One of the things I believe organizations are struggling with right now is planning. Over the past couple of years, organizations – and individuals – have made plans, changed plans, and maybe even abandoned plans. On some level, I can see organizations saying to themselves, “Let’s wait until we have more definite indicators about the future before we make or change any more plans.” I don’t blame them. Planning is a time and resource investment.
While there are a few plans we might not need or even want to make right now, there are a few we can make that will not disrupt what we’re currently doing. At this year’s SAP SuccessFactors virtual conference, President Jill Popelka spoke to the theme of “Changing Work for Good” and outlined three aspects of work that will drive our talent strategy into the future.
PURPOSE. We all know that employee engagement increases when employees feel a sense of purpose. This happens when employees know how their work benefits the organization and the community. This isn’t going to change in the future. In fact, Popelka talked about the workplace human experience becoming even more personal and purpose driven. Organizations have the opportunity now to think about how to give employees a sense of purpose that will drive when and where their people work.
BENEFITS. We’ve been seeing a shift in employee benefits over the past few years to an offering that’s more holistic. Employees will be looking for an employer that they can trust to offer benefits that are internally equitable and externally competitive. The good news is that organizations appear to be making the connection between benefits and productivity. And they are offering benefits packages that allow employees to take care of their whole self.
FLEXIBILITY. Another area where we’ve seen change is in employee work schedules and flexibility. Regardless of your views on remote and hybrid work, employees have been looking for flexibility for parenting, caregiving, attending school, and just relaxing and recharging. Popelka made the connection between the employee’s desire for flexibility and managers effectively supporting and coaching employees. In today’s business world, being a capable manager has never been more important.

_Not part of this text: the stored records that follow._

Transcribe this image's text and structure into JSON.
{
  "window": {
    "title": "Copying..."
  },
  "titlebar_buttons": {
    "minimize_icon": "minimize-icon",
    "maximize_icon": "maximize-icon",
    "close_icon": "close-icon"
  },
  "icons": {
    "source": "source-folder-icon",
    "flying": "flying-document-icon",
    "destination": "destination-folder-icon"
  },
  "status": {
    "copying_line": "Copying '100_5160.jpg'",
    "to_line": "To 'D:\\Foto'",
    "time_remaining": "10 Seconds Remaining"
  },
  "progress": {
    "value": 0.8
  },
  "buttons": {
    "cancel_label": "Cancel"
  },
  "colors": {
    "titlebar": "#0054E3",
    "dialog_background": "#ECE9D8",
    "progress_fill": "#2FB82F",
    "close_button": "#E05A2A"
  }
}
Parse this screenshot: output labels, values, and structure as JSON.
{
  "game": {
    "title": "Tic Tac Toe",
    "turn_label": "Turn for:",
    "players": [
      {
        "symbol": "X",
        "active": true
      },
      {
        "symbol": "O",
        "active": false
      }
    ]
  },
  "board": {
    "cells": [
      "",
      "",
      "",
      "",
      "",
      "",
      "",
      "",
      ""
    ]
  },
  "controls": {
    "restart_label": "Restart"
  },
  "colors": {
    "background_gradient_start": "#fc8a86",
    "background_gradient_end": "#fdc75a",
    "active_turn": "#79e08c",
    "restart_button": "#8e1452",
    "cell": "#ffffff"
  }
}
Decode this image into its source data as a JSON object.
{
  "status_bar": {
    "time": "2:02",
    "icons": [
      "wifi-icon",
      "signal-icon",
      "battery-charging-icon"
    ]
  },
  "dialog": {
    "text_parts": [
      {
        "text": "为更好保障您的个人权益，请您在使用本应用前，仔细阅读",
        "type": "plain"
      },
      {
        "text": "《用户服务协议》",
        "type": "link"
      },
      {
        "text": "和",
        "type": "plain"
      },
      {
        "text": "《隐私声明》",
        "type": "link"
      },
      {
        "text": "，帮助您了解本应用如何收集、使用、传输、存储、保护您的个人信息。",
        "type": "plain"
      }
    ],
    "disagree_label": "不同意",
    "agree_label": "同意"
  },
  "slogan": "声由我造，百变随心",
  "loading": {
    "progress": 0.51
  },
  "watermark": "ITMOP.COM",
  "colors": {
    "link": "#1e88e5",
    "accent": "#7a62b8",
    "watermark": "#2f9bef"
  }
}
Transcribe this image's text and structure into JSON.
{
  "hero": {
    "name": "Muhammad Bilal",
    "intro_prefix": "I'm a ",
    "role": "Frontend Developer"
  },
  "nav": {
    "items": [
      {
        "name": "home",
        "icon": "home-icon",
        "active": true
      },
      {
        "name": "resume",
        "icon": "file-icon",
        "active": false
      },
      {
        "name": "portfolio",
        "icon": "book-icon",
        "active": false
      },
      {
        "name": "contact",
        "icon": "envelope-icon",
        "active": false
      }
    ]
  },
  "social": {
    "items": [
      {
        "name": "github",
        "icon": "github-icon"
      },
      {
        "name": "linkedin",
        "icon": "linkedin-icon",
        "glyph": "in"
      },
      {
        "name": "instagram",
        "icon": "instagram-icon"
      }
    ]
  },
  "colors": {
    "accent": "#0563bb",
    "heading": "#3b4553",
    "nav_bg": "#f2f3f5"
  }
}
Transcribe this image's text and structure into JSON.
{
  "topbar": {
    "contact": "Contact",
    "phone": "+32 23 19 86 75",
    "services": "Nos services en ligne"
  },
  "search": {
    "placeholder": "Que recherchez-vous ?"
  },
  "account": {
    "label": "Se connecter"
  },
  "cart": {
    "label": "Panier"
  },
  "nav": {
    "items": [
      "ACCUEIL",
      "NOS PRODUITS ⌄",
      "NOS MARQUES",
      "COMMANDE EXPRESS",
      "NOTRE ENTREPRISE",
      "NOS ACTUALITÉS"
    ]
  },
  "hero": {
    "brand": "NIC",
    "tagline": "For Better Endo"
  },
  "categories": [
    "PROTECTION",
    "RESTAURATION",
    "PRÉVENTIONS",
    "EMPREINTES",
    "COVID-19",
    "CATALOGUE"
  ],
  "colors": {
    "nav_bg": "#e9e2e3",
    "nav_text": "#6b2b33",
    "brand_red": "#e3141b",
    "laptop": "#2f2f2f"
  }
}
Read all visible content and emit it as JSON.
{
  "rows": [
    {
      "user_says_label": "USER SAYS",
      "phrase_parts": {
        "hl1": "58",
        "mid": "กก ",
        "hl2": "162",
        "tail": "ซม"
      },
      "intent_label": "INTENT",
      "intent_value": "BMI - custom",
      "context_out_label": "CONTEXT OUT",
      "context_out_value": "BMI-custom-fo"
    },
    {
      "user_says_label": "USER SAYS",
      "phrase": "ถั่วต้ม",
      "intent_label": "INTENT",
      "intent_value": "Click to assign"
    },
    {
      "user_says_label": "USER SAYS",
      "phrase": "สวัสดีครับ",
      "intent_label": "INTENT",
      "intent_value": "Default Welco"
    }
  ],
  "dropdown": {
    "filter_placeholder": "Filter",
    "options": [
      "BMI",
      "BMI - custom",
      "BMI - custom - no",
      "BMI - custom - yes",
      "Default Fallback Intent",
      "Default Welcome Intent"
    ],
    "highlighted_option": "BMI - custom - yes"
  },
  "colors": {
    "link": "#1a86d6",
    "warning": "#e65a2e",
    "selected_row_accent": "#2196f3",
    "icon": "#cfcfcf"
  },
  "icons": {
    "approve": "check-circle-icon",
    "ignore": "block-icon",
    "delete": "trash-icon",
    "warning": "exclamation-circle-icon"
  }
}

What I really liked about these comments was the focus on the things we already know. We know employees need a sense of purpose. We know a comprehensive benefits package is necessary. And we know employees want flexibility. Second, we’re talking about aspects of work that we can plan for or change right now that will deliver huge returns in the future. Finally, none of these really involve changing the company culture. It’s more about getting the company’s talent strategy on track with employee needs and wants.
To me, that was the beauty of this conversation. I get it – there are things we can’t plan for right now. The world is still a little uncertain. But that doesn’t apply to everything. My takeaway from Popelka’s comments was that the thing we can – and should – be planning for are our employees.
Organizations that want to hire, engage, and retain the best talent need to have a talent strategy in place. They need to have a strategy in place now. Employees want to know that for all their hard work they will be paid fairly, be able to take off when they need to, and their efforts will be recognized. That’s not a ridiculous request. Employees wanted this before the pandemic, and they want it today. It’s time for organizations to step up and change work for good.
Image captured by Sharlyn Lauby while exploring the streets of San Francisco, CA21